▶ _Task objective_:
Write the entries below again, precisely as they appear.

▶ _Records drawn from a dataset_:
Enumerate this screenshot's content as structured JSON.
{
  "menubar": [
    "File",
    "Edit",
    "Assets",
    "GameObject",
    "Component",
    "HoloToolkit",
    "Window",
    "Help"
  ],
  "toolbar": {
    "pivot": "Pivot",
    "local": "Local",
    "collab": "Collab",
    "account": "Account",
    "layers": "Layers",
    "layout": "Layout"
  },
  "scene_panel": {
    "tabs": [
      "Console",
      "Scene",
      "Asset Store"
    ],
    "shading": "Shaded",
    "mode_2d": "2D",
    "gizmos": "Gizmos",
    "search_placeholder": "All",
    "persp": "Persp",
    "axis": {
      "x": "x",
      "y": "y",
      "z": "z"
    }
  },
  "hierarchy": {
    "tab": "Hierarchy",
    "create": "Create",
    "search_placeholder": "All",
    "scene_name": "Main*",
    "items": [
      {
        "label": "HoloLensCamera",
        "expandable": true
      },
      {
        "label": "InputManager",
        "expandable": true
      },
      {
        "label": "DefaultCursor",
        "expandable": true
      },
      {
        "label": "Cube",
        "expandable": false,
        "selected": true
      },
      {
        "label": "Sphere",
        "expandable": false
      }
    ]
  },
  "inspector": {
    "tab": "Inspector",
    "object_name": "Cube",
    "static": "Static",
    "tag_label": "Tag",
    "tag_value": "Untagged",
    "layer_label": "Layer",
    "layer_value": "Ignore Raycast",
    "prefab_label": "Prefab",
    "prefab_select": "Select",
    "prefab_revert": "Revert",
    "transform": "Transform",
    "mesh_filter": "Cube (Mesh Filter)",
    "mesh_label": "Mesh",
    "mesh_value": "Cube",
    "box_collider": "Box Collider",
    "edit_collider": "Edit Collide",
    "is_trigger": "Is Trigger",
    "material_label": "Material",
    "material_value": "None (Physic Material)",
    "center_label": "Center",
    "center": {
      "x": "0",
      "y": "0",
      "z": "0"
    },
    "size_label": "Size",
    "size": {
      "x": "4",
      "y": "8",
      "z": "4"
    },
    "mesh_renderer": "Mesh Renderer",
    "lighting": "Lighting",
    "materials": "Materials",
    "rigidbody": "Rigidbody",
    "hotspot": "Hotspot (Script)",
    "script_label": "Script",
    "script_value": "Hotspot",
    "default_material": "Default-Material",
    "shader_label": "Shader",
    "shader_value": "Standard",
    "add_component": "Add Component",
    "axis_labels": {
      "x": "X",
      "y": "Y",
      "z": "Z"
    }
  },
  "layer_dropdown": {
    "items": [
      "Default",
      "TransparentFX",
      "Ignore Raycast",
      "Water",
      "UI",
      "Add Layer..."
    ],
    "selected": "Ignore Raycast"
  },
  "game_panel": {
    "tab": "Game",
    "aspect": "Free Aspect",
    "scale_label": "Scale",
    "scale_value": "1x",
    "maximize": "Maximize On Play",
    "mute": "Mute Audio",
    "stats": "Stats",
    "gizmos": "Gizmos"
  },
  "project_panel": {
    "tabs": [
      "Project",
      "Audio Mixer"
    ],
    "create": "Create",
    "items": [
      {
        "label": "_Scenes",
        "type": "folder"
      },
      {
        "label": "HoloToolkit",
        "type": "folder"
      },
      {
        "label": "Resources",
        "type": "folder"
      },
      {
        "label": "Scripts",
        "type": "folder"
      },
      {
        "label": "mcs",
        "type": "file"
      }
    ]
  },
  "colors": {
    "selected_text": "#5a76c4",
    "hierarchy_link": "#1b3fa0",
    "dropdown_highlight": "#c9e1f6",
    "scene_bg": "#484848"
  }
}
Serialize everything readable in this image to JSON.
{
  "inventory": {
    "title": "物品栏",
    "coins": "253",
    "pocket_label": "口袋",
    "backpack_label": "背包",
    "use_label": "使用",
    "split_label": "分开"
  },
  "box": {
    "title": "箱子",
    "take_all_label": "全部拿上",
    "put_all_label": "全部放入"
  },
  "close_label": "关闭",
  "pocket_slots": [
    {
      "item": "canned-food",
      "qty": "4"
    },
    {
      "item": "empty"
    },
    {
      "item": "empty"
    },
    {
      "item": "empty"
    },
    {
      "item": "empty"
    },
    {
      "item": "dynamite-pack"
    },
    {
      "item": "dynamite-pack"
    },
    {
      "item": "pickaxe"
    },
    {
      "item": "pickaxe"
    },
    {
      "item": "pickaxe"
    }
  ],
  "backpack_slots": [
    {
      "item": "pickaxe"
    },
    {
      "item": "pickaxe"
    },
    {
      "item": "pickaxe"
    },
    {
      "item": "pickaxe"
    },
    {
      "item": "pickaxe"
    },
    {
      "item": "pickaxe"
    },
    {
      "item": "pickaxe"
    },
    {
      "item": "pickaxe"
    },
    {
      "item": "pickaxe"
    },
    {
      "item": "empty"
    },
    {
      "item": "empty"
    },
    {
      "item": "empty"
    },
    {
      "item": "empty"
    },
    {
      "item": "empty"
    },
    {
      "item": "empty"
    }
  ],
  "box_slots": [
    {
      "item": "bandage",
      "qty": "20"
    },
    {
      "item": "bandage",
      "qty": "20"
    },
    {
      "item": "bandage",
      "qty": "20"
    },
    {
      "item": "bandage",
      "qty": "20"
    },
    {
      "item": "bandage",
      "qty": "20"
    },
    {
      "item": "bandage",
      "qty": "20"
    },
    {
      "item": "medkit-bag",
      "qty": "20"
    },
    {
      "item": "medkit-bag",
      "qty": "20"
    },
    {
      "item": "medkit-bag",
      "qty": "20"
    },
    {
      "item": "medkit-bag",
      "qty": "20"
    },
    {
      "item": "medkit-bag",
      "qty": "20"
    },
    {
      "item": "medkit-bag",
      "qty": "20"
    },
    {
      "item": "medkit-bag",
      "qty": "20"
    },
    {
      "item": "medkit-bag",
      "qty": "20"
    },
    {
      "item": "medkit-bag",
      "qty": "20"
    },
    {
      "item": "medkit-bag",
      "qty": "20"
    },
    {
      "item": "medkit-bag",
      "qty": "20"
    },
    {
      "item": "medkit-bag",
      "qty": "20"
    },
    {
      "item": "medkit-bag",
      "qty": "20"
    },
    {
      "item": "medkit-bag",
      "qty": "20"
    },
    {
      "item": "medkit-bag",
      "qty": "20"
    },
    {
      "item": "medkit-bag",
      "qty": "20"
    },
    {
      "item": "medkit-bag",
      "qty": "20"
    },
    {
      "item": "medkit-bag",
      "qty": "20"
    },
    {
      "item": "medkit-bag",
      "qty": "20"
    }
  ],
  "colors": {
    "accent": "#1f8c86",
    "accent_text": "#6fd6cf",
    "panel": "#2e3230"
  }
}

▶ _Response below_:
Enumerate this screenshot's content as structured JSON.
{
  "menubar": [
    "File",
    "Edit",
    "Assets",
    "GameObject",
    "Component",
    "HoloToolkit",
    "Window",
    "Help"
  ],
  "toolbar": {
    "pivot": "Pivot",
    "local": "Local",
    "collab": "Collab",
    "account": "Account",
    "layers": "Layers",
    "layout": "Layout"
  },
  "scene_panel": {
    "tabs": [
      "Console",
      "Scene",
      "Asset Store"
    ],
    "shading": "Shaded",
    "mode_2d": "2D",
    "gizmos": "Gizmos",
    "search_placeholder": "All",
    "persp": "Persp",
    "axis": {
      "x": "x",
      "y": "y",
      "z": "z"
    }
  },
  "hierarchy": {
    "tab": "Hierarchy",
    "create": "Create",
    "search_placeholder": "All",
    "scene_name": "Main*",
    "items": [
      {
        "label": "HoloLensCamera",
        "expandable": true
      },
      {
        "label": "InputManager",
        "expandable": true
      },
      {
        "label": "DefaultCursor",
        "expandable": true
      },
      {
        "label": "Cube",
        "expandable": false,
        "selected": true
      },
      {
        "label": "Sphere",
        "expandable": false
      }
    ]
  },
  "inspector": {
    "tab": "Inspector",
    "object_name": "Cube",
    "static": "Static",
    "tag_label": "Tag",
    "tag_value": "Untagged",
    "layer_label": "Layer",
    "layer_value": "Ignore Raycast",
    "prefab_label": "Prefab",
    "prefab_select": "Select",
    "prefab_revert": "Revert",
    "transform": "Transform",
    "mesh_filter": "Cube (Mesh Filter)",
    "mesh_label": "Mesh",
    "mesh_value": "Cube",
    "box_collider": "Box Collider",
    "edit_collider": "Edit Collide",
    "is_trigger": "Is Trigger",
    "material_label": "Material",
    "material_value": "None (Physic Material)",
    "center_label": "Center",
    "center": {
      "x": "0",
      "y": "0",
      "z": "0"
    },
    "size_label": "Size",
    "size": {
      "x": "4",
      "y": "8",
      "z": "4"
    },
    "mesh_renderer": "Mesh Renderer",
    "lighting": "Lighting",
    "materials": "Materials",
    "rigidbody": "Rigidbody",
    "hotspot": "Hotspot (Script)",
    "script_label": "Script",
    "script_value": "Hotspot",
    "default_material": "Default-Material",
    "shader_label": "Shader",
    "shader_value": "Standard",
    "add_component": "Add Component",
    "axis_labels": {
      "x": "X",
      "y": "Y",
      "z": "Z"
    }
  },
  "layer_dropdown": {
    "items": [
      "Default",
      "TransparentFX",
      "Ignore Raycast",
      "Water",
      "UI",
      "Add Layer..."
    ],
    "selected": "Ignore Raycast"
  },
  "game_panel": {
    "tab": "Game",
    "aspect": "Free Aspect",
    "scale_label": "Scale",
    "scale_value": "1x",
    "maximize": "Maximize On Play",
    "mute": "Mute Audio",
    "stats": "Stats",
    "gizmos": "Gizmos"
  },
  "project_panel": {
    "tabs": [
      "Project",
      "Audio Mixer"
    ],
    "create": "Create",
    "items": [
      {
        "label": "_Scenes",
        "type": "folder"
      },
      {
        "label": "HoloToolkit",
        "type": "folder"
      },
      {
        "label": "Resources",
        "type": "folder"
      },
      {
        "label": "Scripts",
        "type": "folder"
      },
      {
        "label": "mcs",
        "type": "file"
      }
    ]
  },
  "colors": {
    "selected_text": "#5a76c4",
    "hierarchy_link": "#1b3fa0",
    "dropdown_highlight": "#c9e1f6",
    "scene_bg": "#484848"
  }
}
Serialize everything readable in this image to JSON.
{
  "inventory": {
    "title": "物品栏",
    "coins": "253",
    "pocket_label": "口袋",
    "backpack_label": "背包",
    "use_label": "使用",
    "split_label": "分开"
  },
  "box": {
    "title": "箱子",
    "take_all_label": "全部拿上",
    "put_all_label": "全部放入"
  },
  "close_label": "关闭",
  "pocket_slots": [
    {
      "item": "canned-food",
      "qty": "4"
    },
    {
      "item": "empty"
    },
    {
      "item": "empty"
    },
    {
      "item": "empty"
    },
    {
      "item": "empty"
    },
    {
      "item": "dynamite-pack"
    },
    {
      "item": "dynamite-pack"
    },
    {
      "item": "pickaxe"
    },
    {
      "item": "pickaxe"
    },
    {
      "item": "pickaxe"
    }
  ],
  "backpack_slots": [
    {
      "item": "pickaxe"
    },
    {
      "item": "pickaxe"
    },
    {
      "item": "pickaxe"
    },
    {
      "item": "pickaxe"
    },
    {
      "item": "pickaxe"
    },
    {
      "item": "pickaxe"
    },
    {
      "item": "pickaxe"
    },
    {
      "item": "pickaxe"
    },
    {
      "item": "pickaxe"
    },
    {
      "item": "empty"
    },
    {
      "item": "empty"
    },
    {
      "item": "empty"
    },
    {
      "item": "empty"
    },
    {
      "item": "empty"
    },
    {
      "item": "empty"
    }
  ],
  "box_slots": [
    {
      "item": "bandage",
      "qty": "20"
    },
    {
      "item": "bandage",
      "qty": "20"
    },
    {
      "item": "bandage",
      "qty": "20"
    },
    {
      "item": "bandage",
      "qty": "20"
    },
    {
      "item": "bandage",
      "qty": "20"
    },
    {
      "item": "bandage",
      "qty": "20"
    },
    {
      "item": "medkit-bag",
      "qty": "20"
    },
    {
      "item": "medkit-bag",
      "qty": "20"
    },
    {
      "item": "medkit-bag",
      "qty": "20"
    },
    {
      "item": "medkit-bag",
      "qty": "20"
    },
    {
      "item": "medkit-bag",
      "qty": "20"
    },
    {
      "item": "medkit-bag",
      "qty": "20"
    },
    {
      "item": "medkit-bag",
      "qty": "20"
    },
    {
      "item": "medkit-bag",
      "qty": "20"
    },
    {
      "item": "medkit-bag",
      "qty": "20"
    },
    {
      "item": "medkit-bag",
      "qty": "20"
    },
    {
      "item": "medkit-bag",
      "qty": "20"
    },
    {
      "item": "medkit-bag",
      "qty": "20"
    },
    {
      "item": "medkit-bag",
      "qty": "20"
    },
    {
      "item": "medkit-bag",
      "qty": "20"
    },
    {
      "item": "medkit-bag",
      "qty": "20"
    },
    {
      "item": "medkit-bag",
      "qty": "20"
    },
    {
      "item": "medkit-bag",
      "qty": "20"
    },
    {
      "item": "medkit-bag",
      "qty": "20"
    },
    {
      "item": "medkit-bag",
      "qty": "20"
    }
  ],
  "colors": {
    "accent": "#1f8c86",
    "accent_text": "#6fd6cf",
    "panel": "#2e3230"
  }
}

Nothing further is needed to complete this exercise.